### WHAT THIS TASK INVOLVES
Give back, word for word, the line that contains "Convert this screenshot" and all lines after it in the material, through the last; please include only these.

### SUPPLIED INFORMATION
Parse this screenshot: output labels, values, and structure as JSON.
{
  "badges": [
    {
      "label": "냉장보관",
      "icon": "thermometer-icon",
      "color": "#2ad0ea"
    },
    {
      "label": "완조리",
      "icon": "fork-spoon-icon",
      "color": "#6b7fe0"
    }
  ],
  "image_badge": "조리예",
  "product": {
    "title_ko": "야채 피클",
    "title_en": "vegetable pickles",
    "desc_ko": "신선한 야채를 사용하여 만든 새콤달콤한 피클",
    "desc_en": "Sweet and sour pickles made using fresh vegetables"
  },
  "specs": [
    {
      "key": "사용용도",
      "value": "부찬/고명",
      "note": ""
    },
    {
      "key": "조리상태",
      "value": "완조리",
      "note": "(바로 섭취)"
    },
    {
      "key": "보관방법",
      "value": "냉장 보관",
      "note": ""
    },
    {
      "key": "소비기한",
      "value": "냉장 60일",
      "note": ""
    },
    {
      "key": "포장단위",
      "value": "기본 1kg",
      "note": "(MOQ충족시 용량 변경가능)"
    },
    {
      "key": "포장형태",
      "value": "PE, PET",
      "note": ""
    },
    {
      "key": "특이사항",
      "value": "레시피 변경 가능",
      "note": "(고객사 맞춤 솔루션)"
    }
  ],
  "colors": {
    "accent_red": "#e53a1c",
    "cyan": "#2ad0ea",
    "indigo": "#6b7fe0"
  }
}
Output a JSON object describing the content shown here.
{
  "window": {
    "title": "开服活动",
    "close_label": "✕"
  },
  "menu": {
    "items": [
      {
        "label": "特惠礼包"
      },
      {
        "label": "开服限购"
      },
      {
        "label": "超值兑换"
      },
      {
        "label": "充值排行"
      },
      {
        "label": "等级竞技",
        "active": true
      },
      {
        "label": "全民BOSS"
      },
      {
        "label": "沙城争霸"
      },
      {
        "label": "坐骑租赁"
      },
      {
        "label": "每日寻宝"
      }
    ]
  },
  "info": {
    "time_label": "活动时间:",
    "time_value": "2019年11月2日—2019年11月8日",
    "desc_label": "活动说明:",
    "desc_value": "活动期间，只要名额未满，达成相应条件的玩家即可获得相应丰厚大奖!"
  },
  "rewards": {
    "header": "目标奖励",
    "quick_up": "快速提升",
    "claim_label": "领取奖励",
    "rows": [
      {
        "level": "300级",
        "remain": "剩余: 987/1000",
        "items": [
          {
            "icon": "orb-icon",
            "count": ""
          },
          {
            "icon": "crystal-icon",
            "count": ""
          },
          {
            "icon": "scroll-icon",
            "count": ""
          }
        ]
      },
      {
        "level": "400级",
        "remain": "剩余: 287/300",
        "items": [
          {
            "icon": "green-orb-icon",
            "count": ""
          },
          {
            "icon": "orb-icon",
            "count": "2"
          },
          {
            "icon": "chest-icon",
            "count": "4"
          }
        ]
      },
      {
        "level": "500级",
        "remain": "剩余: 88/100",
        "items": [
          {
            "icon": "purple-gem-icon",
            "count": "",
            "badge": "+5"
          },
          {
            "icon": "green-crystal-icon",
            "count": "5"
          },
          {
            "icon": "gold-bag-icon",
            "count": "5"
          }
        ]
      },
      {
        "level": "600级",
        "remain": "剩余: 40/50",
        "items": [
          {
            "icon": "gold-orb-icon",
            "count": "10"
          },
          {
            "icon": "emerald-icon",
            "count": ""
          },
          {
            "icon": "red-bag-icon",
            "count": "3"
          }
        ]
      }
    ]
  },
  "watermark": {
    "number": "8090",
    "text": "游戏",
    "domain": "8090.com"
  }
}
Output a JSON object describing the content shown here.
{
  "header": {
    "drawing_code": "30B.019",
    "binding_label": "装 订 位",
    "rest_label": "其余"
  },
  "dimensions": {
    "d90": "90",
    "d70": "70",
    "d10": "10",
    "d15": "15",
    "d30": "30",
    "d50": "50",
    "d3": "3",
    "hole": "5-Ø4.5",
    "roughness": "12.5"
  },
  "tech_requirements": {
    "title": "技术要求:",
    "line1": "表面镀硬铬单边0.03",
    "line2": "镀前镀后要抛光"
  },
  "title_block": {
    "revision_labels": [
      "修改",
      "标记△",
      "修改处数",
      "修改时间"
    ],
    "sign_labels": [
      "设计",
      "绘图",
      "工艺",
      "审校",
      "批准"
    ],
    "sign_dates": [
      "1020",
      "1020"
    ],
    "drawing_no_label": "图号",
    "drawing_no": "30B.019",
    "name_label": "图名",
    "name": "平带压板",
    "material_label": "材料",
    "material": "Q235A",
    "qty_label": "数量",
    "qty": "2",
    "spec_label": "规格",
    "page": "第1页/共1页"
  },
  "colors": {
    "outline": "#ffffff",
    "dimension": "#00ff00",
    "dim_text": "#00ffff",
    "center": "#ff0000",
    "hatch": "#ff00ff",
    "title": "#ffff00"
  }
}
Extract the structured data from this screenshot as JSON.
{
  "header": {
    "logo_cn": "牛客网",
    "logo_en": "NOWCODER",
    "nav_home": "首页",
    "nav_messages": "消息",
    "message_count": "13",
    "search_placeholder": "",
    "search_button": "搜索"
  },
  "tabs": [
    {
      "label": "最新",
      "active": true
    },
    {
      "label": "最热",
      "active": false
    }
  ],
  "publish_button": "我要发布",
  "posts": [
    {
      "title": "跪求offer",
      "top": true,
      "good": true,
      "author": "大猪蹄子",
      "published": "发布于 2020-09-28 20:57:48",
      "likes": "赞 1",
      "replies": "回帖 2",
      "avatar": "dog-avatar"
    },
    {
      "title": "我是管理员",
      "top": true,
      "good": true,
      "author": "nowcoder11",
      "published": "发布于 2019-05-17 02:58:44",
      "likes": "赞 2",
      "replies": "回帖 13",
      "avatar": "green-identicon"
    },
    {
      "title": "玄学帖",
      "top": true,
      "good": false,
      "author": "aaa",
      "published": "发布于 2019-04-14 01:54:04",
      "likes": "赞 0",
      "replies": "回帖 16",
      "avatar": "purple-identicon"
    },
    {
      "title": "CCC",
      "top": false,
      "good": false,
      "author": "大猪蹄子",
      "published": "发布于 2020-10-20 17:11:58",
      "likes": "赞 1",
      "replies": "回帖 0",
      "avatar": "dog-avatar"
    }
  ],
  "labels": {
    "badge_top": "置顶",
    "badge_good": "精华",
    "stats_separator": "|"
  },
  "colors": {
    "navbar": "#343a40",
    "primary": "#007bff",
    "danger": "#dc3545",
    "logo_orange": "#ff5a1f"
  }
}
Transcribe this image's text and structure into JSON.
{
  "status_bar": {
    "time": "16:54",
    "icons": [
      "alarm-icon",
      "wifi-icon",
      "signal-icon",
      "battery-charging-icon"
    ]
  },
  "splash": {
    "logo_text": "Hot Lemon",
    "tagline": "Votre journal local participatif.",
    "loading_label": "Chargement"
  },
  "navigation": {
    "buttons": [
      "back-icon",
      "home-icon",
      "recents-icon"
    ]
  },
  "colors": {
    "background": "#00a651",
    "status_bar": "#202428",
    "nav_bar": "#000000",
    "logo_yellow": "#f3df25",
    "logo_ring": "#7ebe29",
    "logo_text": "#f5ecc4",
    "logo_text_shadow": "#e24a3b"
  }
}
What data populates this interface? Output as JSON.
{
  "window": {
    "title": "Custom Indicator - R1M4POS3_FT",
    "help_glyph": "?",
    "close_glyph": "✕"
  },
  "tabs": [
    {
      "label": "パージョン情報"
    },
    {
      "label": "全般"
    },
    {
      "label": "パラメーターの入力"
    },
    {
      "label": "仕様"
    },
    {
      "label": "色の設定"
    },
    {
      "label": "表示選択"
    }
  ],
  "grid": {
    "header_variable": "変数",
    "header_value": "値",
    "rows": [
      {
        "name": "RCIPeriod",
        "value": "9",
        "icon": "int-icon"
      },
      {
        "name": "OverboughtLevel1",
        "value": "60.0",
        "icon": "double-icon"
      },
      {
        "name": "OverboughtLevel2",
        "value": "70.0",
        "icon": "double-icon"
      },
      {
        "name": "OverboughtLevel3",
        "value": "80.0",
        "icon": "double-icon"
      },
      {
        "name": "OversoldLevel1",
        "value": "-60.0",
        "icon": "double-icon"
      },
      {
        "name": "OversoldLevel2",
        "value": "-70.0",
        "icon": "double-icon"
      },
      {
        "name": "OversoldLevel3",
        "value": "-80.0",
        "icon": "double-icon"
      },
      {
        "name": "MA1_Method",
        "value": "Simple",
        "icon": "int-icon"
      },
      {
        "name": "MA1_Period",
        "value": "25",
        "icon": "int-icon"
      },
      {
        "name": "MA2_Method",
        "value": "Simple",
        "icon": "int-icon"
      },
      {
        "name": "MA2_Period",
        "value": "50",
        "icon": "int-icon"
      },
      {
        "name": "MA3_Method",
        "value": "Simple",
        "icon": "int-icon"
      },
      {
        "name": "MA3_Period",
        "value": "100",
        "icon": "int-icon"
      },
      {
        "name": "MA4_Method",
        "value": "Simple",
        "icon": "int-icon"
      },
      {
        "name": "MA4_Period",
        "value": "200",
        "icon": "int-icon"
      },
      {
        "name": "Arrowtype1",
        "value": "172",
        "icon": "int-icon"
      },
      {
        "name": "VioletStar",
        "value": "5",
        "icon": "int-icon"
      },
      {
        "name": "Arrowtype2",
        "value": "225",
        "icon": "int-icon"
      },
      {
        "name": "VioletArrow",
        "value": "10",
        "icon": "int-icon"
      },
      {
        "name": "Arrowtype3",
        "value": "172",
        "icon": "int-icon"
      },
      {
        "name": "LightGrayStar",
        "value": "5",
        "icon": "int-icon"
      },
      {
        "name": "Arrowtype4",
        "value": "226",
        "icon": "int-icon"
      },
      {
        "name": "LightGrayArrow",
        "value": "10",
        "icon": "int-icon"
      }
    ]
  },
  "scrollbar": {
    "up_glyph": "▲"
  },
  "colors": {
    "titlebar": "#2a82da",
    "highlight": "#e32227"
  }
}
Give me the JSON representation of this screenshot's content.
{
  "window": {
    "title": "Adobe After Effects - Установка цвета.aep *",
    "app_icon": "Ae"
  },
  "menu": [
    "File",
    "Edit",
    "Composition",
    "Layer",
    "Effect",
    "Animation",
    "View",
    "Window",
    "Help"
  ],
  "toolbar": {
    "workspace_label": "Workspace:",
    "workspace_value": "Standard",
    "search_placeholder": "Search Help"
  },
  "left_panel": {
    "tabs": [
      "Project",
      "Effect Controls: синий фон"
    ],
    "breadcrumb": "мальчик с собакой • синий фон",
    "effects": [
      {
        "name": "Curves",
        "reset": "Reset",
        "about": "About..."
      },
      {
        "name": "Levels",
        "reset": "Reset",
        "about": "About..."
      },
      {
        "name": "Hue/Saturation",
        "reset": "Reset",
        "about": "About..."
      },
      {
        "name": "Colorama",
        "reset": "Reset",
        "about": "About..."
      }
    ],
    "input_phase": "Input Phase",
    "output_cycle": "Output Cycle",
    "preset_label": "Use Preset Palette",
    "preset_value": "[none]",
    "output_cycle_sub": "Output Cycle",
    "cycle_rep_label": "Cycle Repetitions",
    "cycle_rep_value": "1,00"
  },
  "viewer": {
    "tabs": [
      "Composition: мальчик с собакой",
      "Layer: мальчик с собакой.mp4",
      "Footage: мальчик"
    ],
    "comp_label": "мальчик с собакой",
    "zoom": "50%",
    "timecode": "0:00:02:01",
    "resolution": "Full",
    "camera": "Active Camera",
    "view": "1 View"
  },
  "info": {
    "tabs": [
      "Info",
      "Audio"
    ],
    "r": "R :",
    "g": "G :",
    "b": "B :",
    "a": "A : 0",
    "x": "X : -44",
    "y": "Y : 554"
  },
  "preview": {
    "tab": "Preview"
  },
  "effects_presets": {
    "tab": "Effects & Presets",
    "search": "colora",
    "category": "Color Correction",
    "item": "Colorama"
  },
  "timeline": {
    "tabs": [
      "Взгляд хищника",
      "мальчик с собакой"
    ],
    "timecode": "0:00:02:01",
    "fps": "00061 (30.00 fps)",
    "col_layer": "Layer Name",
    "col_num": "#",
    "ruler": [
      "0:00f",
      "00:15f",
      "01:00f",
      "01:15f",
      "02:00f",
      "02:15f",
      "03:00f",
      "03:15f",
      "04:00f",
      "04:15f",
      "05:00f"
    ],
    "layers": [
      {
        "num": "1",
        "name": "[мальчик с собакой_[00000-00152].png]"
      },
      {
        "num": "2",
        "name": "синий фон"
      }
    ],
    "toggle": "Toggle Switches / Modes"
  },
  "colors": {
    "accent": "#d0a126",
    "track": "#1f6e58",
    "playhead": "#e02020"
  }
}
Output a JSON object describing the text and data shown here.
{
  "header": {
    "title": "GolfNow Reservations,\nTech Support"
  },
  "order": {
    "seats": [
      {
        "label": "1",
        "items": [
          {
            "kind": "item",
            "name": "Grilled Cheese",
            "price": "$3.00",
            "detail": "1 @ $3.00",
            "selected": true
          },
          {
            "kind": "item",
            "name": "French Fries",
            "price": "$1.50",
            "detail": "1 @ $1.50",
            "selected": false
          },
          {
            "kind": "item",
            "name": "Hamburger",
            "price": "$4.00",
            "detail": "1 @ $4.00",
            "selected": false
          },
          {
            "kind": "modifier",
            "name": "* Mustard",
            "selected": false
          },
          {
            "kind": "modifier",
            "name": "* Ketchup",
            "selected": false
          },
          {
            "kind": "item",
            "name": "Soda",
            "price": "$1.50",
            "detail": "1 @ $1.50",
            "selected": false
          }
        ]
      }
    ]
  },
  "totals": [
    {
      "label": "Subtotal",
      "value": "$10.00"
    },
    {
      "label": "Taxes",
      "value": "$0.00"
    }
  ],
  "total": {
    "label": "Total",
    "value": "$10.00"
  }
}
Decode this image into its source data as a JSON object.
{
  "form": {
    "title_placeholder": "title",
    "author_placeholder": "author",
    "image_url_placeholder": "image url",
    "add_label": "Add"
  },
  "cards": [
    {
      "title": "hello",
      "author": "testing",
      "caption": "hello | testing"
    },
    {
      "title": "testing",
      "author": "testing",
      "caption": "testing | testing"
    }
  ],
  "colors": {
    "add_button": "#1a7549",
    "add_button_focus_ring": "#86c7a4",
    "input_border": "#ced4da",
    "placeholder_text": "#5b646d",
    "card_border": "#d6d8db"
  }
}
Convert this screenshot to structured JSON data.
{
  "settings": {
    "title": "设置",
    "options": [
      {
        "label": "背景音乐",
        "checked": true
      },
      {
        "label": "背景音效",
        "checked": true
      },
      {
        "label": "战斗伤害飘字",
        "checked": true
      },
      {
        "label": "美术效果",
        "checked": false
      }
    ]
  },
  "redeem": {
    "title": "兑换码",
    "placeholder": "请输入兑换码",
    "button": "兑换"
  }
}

### WRITTEN SOLUTION
Convert this screenshot to structured JSON data.
{
  "settings": {
    "title": "设置",
    "options": [
      {
        "label": "背景音乐",
        "checked": true
      },
      {
        "label": "背景音效",
        "checked": true
      },
      {
        "label": "战斗伤害飘字",
        "checked": true
      },
      {
        "label": "美术效果",
        "checked": false
      }
    ]
  },
  "redeem": {
    "title": "兑换码",
    "placeholder": "请输入兑换码",
    "button": "兑换"
  }
}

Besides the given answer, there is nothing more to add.